(Dataset rows for apps and sites)
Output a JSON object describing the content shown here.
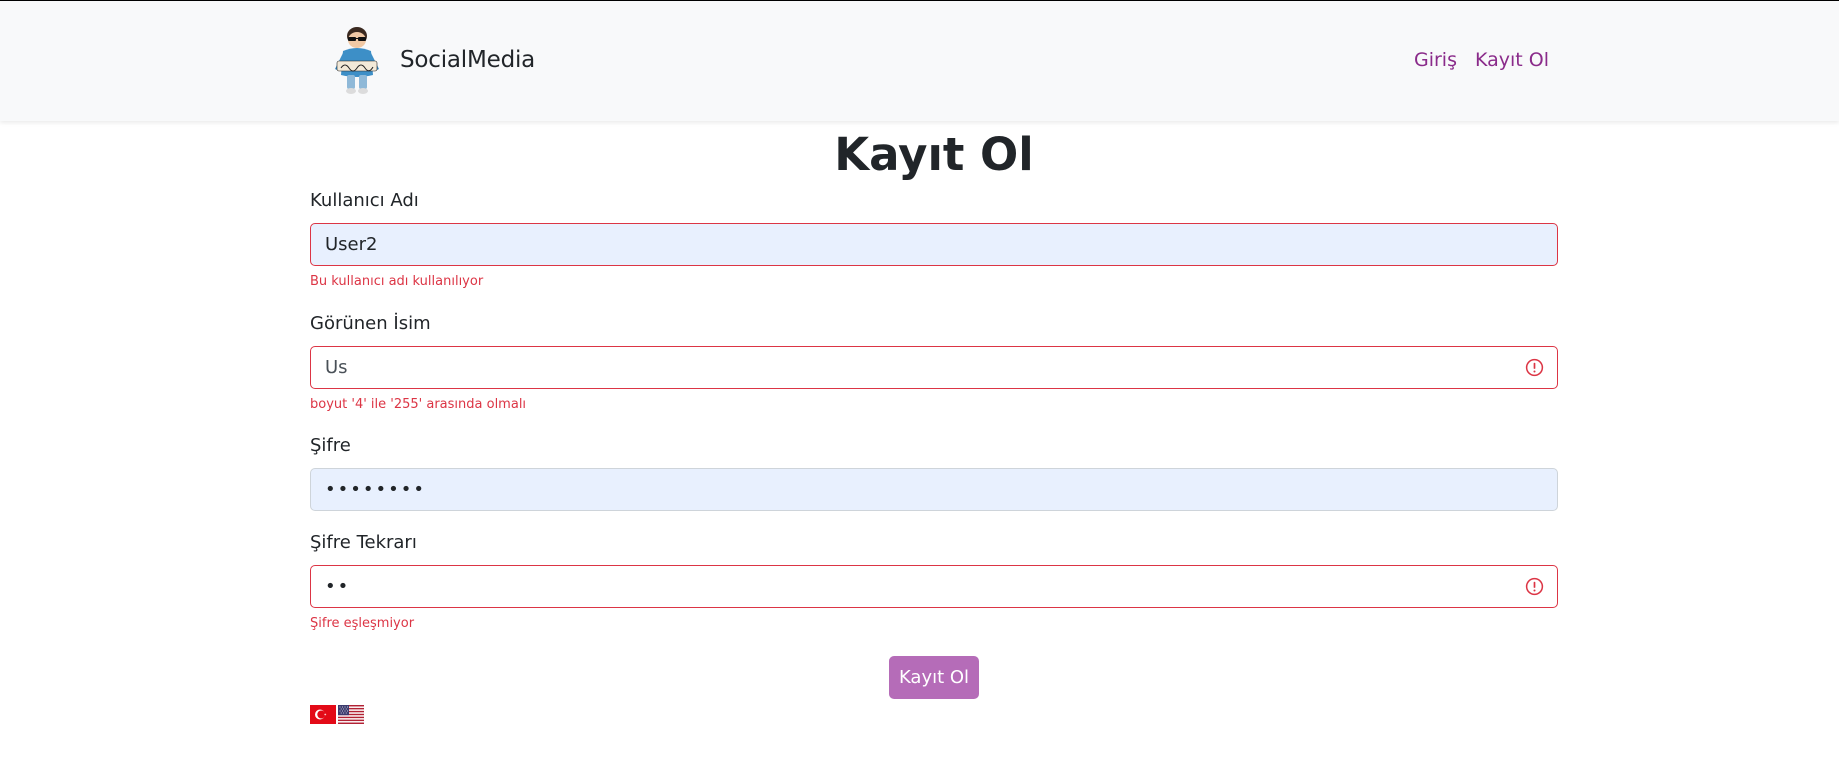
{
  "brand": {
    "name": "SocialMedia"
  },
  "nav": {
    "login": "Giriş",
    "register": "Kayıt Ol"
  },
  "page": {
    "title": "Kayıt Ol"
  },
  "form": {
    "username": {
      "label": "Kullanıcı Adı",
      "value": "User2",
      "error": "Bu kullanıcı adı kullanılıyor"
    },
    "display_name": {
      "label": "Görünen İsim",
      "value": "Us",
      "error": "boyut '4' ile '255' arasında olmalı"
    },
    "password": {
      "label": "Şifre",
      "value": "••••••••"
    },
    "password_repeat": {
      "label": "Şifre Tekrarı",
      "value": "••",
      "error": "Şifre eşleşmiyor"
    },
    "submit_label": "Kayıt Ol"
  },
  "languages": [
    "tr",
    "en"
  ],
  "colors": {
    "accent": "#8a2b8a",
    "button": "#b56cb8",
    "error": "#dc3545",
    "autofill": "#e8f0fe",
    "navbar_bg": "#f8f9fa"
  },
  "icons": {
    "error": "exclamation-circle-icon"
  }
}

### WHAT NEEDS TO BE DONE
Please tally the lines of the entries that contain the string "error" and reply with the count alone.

### RESPONSE
5